“I want to go home now. I need to get ready for work,” Liz says.
Our disabled daughter lives in a group home with five other women. Work for her is attending a day program. From here she goes into the community to volunteer at nonprofits. Liz’s world is different but she is happy and thrives in her settings.
There are 22 nonprofit agencies in Western New York that provide housing opportunities for the disabled. Disabilities include all ranges of developmental delays and physical limitations. Direct care providers are the people who meet an individual’s needs.
Developmental delays mean a resident may function mentally from the level of a toddler to being able to move about their environment with minimum guidance. Direct care providers may need to spoon-feed residents and move them from wheelchairs to their beds. At the higher level of functioning, residents may be able to care for their own individual needs with support.
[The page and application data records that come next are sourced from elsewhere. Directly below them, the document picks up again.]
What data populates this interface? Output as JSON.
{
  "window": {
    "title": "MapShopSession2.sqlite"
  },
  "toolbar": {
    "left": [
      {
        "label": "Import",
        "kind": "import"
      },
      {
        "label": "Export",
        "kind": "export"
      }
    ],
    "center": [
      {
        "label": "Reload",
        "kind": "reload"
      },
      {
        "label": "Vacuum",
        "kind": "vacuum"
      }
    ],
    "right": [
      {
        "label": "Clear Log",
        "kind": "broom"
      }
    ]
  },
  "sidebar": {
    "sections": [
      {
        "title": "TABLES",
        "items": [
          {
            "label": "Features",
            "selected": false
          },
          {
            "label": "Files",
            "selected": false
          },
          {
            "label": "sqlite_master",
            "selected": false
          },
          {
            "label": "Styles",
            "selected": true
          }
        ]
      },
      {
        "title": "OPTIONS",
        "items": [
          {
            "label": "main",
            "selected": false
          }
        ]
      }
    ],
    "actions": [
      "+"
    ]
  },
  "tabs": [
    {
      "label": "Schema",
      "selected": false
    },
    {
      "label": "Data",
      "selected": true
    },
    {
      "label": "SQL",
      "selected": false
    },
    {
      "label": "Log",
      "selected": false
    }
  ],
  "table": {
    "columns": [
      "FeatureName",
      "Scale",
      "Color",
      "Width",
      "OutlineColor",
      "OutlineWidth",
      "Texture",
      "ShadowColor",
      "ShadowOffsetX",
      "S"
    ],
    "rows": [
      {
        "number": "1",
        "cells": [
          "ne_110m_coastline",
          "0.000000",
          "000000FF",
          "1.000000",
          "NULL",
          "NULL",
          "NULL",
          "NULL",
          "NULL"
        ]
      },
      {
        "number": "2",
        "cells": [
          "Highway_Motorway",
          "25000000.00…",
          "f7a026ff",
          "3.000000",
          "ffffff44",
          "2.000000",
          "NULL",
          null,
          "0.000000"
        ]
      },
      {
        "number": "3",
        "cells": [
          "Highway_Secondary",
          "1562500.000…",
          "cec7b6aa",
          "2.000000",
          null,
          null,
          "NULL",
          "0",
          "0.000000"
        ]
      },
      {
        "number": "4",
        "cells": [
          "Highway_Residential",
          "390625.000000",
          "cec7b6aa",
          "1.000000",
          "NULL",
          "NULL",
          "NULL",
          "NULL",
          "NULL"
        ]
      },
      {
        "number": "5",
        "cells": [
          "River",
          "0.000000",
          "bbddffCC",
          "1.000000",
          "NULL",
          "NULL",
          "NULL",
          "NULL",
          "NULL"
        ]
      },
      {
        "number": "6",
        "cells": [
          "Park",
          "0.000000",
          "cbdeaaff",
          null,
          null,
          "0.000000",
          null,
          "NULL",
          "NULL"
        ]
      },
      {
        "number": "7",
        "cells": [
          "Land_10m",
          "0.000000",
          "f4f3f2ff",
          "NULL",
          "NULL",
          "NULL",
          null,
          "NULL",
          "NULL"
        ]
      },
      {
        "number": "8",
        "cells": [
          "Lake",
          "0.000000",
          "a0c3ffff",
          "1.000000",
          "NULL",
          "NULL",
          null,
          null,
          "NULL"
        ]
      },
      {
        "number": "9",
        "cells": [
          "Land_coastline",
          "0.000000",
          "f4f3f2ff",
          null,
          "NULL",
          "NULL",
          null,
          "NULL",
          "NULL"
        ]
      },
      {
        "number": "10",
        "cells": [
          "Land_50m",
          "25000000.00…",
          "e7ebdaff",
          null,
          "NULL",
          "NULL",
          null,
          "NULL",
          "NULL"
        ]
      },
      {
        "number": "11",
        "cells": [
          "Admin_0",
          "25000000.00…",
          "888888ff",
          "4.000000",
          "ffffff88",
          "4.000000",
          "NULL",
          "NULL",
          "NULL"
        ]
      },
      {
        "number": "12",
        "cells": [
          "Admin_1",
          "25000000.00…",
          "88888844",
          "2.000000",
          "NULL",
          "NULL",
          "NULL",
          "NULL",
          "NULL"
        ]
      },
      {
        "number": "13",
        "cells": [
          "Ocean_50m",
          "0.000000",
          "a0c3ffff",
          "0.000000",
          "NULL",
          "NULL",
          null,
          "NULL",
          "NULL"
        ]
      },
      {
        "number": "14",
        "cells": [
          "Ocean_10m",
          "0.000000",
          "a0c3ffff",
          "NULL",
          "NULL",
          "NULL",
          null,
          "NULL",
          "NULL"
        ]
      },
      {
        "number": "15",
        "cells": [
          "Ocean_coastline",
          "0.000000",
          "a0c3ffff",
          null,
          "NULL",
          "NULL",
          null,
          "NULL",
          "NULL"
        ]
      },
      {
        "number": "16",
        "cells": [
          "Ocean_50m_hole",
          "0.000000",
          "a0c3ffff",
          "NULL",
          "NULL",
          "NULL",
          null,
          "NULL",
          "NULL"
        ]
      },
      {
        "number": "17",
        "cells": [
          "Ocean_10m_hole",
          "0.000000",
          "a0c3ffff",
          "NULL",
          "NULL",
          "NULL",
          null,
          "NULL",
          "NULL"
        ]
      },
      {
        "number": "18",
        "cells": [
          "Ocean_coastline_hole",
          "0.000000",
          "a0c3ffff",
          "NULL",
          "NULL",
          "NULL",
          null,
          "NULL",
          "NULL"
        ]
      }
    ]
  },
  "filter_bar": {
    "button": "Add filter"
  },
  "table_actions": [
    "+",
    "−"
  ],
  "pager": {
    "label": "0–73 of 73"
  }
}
Liz has an infectious laugh and a keen awareness of the people around her and their acceptance of her. She knows who will respond to her conversation. Liz loves the Sabres, wears their jersey and enjoys talking about the most recent game. Her reading is at a very basic level yet she watches the nightly news and likes to discuss current events.
Liz is aware of the problems facing group homes like hers. “Mom, Rita had to work two shifts today because Nancy is out with her baby and Jackie is sick. There was no one else to work.”
There is a crisis facing nonprofit human service agencies. Would you like to work for McDonald’s or a group home? The pay is the same, the level of responsibility light years apart. Direct service providers undergo intensive training in CPR certification, medication dispensing, dealing with emotional problems, lifting and transporting clients and more.
Nonprofit agencies across the state provide comprehensive and individualized services and programs for people with intellectual and developmental disabilities, servicing more than 140,000 New York residents. However, a decade of underfunding threatens the safety of the disabled as well as the direct care providers who are pushed to their physical limits.
The state has not increased funding for nonprofits in nearly 10 years. The human services workforce of 800,000 feels this underfunding. The average service worker lives at or below the poverty line. This in spite of the total responsibility they have for clients.
We are urging legislators to vote on the 3-for-5 initiative. This would give employees of nonprofit service agencies a 3% pay increase annually for the next five years. These vital workers need to be compensated for their crucial roles. A lifeline is needed for them also.
Diane O’Brien, of Williamsville, is the mother of a disabled daughter.